Zinc supply influences health and development from early in life, into old age,” wrote the researchers.1
Selenium has also been shown to be an important factor in maintaining an effective immune system. The authors of a 2003 study note that selenium is needed for the proper functioning of NK cells, macrophages, neutrophils, T lymphocytes and other immune mechanisms. In addition, increased selenium intake may be associated with reduced cancer risk and could alleviate other pathological conditions, including inflammation and oxidative stress, as well as being “a key nutrient in counteracting the development of virulence and inhibiting HIV
progression to AIDS”.2

Selenium is also necessary for sperm motility and some findings suggest that it can reduce the risk of miscarriage and, potentially, cardiovascular diseases, and deficiency has been linked to adverse mood states.2

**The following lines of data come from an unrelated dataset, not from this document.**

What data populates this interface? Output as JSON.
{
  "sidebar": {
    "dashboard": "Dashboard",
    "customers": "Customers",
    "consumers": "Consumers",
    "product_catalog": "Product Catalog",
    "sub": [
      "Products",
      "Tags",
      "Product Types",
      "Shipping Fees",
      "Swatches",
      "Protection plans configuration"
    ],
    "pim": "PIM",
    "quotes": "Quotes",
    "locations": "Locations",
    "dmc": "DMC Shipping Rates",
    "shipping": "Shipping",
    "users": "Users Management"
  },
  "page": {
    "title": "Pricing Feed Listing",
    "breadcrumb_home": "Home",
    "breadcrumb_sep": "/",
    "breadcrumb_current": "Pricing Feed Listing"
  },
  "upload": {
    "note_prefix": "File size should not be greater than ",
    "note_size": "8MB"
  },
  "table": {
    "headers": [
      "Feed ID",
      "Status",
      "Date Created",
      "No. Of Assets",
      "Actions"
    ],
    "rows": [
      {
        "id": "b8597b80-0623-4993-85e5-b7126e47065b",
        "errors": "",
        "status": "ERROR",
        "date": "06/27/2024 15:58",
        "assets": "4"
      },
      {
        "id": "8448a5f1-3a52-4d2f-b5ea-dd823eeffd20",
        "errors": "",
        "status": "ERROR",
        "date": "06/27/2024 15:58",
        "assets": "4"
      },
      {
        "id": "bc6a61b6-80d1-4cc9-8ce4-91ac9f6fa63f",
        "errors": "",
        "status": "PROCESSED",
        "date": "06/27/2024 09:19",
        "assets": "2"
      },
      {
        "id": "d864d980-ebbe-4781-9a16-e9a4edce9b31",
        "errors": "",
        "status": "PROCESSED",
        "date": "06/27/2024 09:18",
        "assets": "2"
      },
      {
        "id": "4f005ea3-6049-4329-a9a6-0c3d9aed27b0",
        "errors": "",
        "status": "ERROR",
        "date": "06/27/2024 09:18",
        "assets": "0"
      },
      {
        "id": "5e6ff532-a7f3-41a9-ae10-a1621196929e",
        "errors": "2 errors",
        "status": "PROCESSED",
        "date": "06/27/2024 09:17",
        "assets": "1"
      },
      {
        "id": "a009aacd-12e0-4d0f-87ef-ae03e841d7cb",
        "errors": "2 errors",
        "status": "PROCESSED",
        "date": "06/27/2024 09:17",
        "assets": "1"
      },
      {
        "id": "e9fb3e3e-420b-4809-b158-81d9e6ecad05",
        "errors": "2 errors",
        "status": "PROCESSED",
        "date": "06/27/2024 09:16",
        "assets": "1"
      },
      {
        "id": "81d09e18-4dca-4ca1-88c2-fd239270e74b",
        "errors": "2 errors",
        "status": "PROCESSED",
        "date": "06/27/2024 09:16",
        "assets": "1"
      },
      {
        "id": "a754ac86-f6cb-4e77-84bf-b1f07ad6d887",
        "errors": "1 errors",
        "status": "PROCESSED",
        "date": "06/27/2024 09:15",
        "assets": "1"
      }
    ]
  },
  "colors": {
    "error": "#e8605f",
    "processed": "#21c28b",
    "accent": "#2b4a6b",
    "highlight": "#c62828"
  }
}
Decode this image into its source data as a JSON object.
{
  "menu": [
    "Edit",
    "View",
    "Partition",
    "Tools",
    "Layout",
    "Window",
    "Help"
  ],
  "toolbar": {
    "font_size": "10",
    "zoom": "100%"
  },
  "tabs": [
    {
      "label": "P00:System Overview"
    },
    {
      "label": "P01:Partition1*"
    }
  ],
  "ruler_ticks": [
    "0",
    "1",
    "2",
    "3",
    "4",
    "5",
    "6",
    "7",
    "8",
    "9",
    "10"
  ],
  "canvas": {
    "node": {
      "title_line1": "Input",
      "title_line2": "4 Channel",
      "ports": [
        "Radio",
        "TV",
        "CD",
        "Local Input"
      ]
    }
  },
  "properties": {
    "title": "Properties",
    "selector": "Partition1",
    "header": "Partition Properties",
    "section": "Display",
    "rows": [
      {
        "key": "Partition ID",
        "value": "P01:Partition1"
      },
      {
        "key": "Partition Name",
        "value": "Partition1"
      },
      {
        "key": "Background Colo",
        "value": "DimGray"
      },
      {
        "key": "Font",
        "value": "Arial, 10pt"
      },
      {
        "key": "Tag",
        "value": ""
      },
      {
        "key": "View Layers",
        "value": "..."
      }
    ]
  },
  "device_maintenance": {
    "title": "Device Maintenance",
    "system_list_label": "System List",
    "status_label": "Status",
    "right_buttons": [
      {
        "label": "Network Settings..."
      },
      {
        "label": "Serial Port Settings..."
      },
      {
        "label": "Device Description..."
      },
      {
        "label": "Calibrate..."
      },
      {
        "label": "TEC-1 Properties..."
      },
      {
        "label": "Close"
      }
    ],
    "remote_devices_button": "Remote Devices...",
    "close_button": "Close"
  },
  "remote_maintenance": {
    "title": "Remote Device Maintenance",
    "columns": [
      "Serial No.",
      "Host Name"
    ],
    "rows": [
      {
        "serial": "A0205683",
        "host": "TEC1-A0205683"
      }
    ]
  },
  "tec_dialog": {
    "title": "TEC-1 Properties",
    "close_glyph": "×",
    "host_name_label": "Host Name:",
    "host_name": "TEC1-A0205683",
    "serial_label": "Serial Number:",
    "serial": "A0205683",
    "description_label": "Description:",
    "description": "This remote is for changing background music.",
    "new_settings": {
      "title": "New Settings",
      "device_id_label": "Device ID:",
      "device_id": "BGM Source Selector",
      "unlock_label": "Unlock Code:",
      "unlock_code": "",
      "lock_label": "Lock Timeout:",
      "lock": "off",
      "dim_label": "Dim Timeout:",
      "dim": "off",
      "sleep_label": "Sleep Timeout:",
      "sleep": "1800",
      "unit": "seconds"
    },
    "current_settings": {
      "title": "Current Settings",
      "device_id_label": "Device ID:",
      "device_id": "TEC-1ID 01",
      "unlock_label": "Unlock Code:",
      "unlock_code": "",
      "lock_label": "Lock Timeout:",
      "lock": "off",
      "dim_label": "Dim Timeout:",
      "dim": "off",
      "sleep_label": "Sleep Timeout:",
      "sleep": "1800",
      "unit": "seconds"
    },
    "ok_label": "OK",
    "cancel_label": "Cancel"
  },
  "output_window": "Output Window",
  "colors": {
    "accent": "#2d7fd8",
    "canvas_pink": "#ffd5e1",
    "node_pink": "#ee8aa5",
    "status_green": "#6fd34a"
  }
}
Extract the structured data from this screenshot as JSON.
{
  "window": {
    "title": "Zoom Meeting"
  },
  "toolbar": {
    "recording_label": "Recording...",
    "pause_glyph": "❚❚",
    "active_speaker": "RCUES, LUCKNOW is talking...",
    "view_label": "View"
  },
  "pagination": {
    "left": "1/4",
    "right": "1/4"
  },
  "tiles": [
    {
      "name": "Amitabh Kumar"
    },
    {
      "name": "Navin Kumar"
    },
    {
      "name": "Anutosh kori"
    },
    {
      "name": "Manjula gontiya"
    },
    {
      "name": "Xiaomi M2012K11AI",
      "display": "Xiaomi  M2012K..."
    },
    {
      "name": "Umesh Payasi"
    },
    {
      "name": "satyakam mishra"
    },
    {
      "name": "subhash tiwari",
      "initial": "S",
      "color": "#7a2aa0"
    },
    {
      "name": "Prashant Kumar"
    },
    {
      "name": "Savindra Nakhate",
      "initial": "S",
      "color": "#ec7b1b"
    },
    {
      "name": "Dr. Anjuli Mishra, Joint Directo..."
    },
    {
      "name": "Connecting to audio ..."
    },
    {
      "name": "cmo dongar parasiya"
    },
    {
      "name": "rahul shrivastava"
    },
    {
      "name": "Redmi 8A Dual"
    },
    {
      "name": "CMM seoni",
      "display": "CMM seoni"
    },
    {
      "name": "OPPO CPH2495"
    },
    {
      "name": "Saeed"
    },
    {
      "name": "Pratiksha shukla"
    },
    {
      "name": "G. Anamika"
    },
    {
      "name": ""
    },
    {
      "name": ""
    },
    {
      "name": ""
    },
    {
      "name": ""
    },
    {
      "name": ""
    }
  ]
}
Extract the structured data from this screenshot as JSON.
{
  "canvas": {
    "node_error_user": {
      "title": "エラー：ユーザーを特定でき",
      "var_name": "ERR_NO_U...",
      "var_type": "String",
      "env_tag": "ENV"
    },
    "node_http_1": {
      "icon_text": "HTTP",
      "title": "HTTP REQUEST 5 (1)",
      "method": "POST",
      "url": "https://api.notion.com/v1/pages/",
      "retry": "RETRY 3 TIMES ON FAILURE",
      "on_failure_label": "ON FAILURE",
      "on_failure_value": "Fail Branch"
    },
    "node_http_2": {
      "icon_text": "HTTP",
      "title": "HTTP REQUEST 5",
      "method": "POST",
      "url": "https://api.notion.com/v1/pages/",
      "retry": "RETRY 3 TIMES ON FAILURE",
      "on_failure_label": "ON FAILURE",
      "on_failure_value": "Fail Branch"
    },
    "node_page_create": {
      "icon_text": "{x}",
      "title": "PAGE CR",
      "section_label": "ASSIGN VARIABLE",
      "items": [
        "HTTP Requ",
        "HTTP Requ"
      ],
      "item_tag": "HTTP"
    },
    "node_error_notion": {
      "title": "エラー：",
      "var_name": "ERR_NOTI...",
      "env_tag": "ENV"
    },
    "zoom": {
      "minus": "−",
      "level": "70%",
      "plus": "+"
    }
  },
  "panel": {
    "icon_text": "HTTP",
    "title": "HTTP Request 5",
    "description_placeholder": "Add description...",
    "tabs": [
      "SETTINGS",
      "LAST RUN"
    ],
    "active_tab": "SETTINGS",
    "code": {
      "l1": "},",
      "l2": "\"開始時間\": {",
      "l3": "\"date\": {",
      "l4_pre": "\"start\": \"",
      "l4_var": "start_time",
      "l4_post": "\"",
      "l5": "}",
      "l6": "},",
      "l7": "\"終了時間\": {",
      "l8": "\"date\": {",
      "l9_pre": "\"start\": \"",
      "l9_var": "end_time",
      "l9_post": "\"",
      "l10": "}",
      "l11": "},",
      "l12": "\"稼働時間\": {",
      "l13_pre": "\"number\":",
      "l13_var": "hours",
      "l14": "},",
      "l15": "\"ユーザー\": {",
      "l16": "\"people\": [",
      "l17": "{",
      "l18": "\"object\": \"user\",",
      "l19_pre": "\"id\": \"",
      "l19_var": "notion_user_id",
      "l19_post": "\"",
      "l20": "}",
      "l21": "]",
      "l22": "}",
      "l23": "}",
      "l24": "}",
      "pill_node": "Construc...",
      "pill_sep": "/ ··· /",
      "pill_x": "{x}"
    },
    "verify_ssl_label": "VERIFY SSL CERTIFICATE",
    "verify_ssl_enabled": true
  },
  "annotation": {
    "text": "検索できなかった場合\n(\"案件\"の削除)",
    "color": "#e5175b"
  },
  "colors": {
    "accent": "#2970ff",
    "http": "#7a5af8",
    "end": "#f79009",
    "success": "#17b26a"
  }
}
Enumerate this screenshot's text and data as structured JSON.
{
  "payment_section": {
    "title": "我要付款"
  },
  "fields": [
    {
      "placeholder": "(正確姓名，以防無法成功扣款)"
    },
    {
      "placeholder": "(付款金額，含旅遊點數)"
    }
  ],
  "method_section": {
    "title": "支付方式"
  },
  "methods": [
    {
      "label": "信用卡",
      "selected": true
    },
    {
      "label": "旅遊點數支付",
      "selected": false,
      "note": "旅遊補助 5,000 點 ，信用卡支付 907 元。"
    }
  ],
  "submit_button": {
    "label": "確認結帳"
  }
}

Prostate cancer

A more recent study published in 2016 used rat models to assess the use of zinc and selenium in the aetiology of prostate cancer and addressed the potential role of dual supplementation of both in combination. Selenium can be used in the prevention of cancer and studies have shown that selenium exhibits antineoplastic properties by inhibiting the development of reactive oxygen species, therefore protecting cells against oxidative DNA damage. The authors state that the recommended mean selenium intake is 60μg/day for men and 53μg/day for women.3
“Zinc and selenium supplementation is recommended in the elderly, especially in men of more advanced age, as their homeostasis is altered during the ageing process, due in part to the nutritional deficiencies common in seniors,” the researchers stated.

Zinc deficiency is associated with skin abnormalities, as well as cognitive impairment, hypogonadism, growth retardation, and imbalanced immune reactions

“A number of studies demonstrated that zinc is particularly critical for the normal functioning of the prostate and an appropriately high level should be maintained in this organ.

“The normal human prostate accumulates the highest levels of zinc of any soft tissue in the body, and zinc is particularly important to its normal functioning, especially regarding the consequences of hormone disturbances.”3

Nutrition and chemotherapy

Another study, again focusing on the effects of zinc and selenium on the wellbeing of cancer patients, sought to evaluate their role in supplementation for patients with cancer of the digestive tract. The authors’ findings include the confirmation that polychemotherapy may alter the nutritional status of patients, either directly or indirectly, and the serum levels of selenium, zinc and copper are altered in neoplastic patients.4

Appropriate supplementation may alter the disease course during chemotherapy, the authors suggested: “Our data confirm the presence of the alteration of the nutritional status at the moment of the first
diagnosis of cancer,” they wrote. “In addition, the utility of the support therapy with selenium and zinc has emerged: These, in fact, intervening like enzymatic cofactors in many metabolic processes of synthesis are efficacious in decreasing and/or in delaying the inevitable cachexy. The consequent immune system depression influences the evolution of the neoplastic disease and the chance of success of the chemotherapeutic treatment, with consequent alteration of the quality of life of the cancer patient.”


  1. Wessels I, Maywald M, Rink L. Zinc as a Gatekeeper of Immune Function. Nutrients. 2017 Dec; 9(12): 1286. Published online 2017 Nov 25. doi: 10.3390nu9121286.
  2. Ferenčík M, Ebringer L. Modulatory Effects of Selenium and Zinc on the Immune System. Folia Microbiologica volume 48, article number: 417 (2003).
  3. Darago A et al, The Effect of Zinc and Selenium Supplementation Mode on Their Bioavailability in the Rat Prostate: Should Administration Be Joint or Separate? Nutrients, 2016 Oct; 8(10): 601. Published online 2016 Oct 4. doi: 10.3390 nu8100601.
  4. A Federico et al, Effects of Selenium and Zinc Supplementation on Nutritional Status in Patients with Cancer of Digestive Tract. Eur J Clin Nutr, 2001.